[Start of section]

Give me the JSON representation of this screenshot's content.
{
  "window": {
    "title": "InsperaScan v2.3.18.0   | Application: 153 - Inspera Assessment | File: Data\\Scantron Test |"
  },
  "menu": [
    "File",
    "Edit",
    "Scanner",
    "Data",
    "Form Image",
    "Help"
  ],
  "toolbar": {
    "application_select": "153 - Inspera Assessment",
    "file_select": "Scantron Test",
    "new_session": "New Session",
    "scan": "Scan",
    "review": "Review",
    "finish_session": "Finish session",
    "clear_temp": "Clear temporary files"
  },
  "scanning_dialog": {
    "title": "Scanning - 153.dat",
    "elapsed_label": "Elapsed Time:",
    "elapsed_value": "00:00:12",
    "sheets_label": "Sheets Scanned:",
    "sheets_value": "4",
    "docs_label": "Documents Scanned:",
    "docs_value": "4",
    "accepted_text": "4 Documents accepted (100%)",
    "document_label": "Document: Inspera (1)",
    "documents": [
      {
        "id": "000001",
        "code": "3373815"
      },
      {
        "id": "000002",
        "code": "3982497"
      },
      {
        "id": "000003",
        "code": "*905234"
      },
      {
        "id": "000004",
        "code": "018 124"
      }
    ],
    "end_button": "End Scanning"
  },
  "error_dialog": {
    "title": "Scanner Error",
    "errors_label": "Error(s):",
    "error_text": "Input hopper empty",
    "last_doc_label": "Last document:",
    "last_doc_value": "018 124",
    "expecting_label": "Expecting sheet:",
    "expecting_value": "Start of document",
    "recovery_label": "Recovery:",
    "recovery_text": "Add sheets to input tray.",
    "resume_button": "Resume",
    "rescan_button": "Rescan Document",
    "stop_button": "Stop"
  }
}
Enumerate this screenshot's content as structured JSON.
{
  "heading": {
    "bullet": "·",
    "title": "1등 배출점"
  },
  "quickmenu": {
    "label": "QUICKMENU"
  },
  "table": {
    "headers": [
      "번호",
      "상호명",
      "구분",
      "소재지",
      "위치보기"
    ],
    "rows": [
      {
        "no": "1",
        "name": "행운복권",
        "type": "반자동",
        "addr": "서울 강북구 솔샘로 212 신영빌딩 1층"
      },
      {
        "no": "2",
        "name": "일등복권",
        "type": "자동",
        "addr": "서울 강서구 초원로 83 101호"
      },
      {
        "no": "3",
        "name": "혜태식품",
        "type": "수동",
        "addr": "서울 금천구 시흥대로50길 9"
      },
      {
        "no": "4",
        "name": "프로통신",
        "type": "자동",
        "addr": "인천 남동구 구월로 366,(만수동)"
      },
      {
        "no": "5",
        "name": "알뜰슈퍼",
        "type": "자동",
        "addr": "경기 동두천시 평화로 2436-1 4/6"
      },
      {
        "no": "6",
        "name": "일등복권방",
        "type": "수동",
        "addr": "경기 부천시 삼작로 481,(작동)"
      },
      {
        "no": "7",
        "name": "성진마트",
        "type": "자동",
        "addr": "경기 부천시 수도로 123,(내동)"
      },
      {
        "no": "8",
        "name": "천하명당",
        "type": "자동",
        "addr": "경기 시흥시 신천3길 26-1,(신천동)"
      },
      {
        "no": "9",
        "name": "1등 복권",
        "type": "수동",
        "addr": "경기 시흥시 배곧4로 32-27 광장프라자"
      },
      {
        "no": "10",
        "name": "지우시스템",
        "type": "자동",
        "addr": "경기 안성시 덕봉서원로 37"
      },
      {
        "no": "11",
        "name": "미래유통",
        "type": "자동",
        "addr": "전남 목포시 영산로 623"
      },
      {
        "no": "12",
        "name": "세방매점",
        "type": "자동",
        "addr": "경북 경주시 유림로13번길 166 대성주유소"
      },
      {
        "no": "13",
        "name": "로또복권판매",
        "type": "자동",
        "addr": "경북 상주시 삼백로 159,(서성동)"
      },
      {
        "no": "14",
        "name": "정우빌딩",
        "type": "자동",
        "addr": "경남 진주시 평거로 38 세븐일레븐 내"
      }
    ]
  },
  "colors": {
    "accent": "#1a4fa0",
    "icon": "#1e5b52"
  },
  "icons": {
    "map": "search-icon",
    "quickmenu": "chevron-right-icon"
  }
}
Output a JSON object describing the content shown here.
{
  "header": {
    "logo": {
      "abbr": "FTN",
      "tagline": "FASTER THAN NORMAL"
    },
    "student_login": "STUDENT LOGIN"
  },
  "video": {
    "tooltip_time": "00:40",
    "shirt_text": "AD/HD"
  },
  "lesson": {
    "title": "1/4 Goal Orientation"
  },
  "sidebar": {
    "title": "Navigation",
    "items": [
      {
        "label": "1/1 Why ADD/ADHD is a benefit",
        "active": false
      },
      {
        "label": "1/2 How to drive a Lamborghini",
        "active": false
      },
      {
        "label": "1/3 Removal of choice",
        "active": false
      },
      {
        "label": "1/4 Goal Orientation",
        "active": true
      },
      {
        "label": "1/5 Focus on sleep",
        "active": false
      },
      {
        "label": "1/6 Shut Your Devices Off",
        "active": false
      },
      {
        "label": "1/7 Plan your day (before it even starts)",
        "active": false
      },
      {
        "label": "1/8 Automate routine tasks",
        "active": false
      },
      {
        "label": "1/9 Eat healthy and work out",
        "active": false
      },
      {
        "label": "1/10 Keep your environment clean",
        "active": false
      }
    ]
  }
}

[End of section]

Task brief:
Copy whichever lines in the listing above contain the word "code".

Result for this task:
        "code": "3373815"
        "code": "3982497"
        "code": "*905234"
        "code": "018 124"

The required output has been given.